Action item = Please print the entries exactly, omitting each image.

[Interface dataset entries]
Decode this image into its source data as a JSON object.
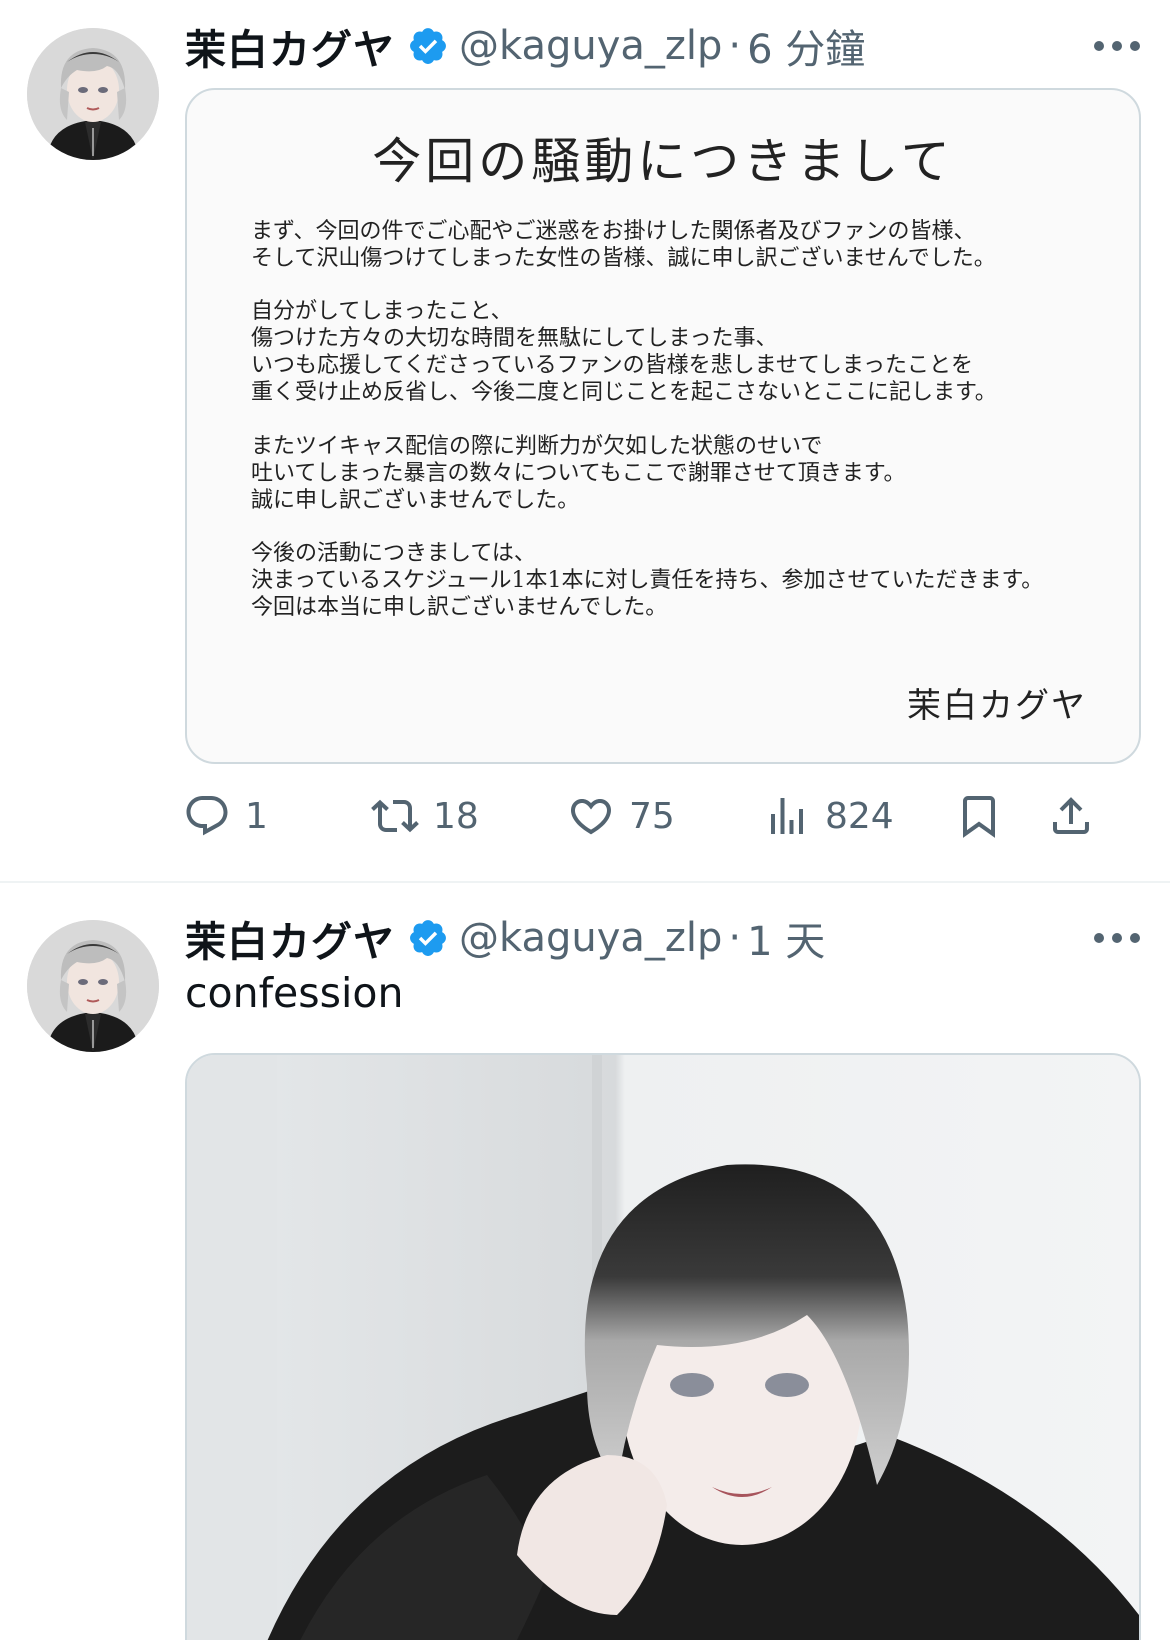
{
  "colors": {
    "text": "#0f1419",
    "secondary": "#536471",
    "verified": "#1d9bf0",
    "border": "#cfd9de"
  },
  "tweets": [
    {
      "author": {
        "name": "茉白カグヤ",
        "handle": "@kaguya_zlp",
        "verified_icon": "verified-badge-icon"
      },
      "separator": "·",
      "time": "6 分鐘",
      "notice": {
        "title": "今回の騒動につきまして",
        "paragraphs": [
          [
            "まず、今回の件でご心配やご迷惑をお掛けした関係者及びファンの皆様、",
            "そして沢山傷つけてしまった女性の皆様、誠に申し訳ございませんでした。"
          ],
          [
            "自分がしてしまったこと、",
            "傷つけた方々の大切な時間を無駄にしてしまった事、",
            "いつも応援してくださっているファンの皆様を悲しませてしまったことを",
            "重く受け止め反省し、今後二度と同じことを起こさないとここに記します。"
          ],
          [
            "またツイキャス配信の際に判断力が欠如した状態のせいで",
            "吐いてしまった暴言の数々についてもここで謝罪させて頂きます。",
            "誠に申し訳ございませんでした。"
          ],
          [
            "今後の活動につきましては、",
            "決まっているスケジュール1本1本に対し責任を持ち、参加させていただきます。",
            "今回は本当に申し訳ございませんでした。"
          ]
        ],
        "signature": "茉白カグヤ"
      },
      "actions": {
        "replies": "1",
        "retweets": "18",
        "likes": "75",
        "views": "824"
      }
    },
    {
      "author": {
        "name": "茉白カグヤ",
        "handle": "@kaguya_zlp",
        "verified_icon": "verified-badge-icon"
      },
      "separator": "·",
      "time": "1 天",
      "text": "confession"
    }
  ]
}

Result for this exercise =
Decode this image into its source data as a JSON object.
{
  "colors": {
    "text": "#0f1419",
    "secondary": "#536471",
    "verified": "#1d9bf0",
    "border": "#cfd9de"
  },
  "tweets": [
    {
      "author": {
        "name": "茉白カグヤ",
        "handle": "@kaguya_zlp",
        "verified_icon": "verified-badge-icon"
      },
      "separator": "·",
      "time": "6 分鐘",
      "notice": {
        "title": "今回の騒動につきまして",
        "paragraphs": [
          [
            "まず、今回の件でご心配やご迷惑をお掛けした関係者及びファンの皆様、",
            "そして沢山傷つけてしまった女性の皆様、誠に申し訳ございませんでした。"
          ],
          [
            "自分がしてしまったこと、",
            "傷つけた方々の大切な時間を無駄にしてしまった事、",
            "いつも応援してくださっているファンの皆様を悲しませてしまったことを",
            "重く受け止め反省し、今後二度と同じことを起こさないとここに記します。"
          ],
          [
            "またツイキャス配信の際に判断力が欠如した状態のせいで",
            "吐いてしまった暴言の数々についてもここで謝罪させて頂きます。",
            "誠に申し訳ございませんでした。"
          ],
          [
            "今後の活動につきましては、",
            "決まっているスケジュール1本1本に対し責任を持ち、参加させていただきます。",
            "今回は本当に申し訳ございませんでした。"
          ]
        ],
        "signature": "茉白カグヤ"
      },
      "actions": {
        "replies": "1",
        "retweets": "18",
        "likes": "75",
        "views": "824"
      }
    },
    {
      "author": {
        "name": "茉白カグヤ",
        "handle": "@kaguya_zlp",
        "verified_icon": "verified-badge-icon"
      },
      "separator": "·",
      "time": "1 天",
      "text": "confession"
    }
  ]
}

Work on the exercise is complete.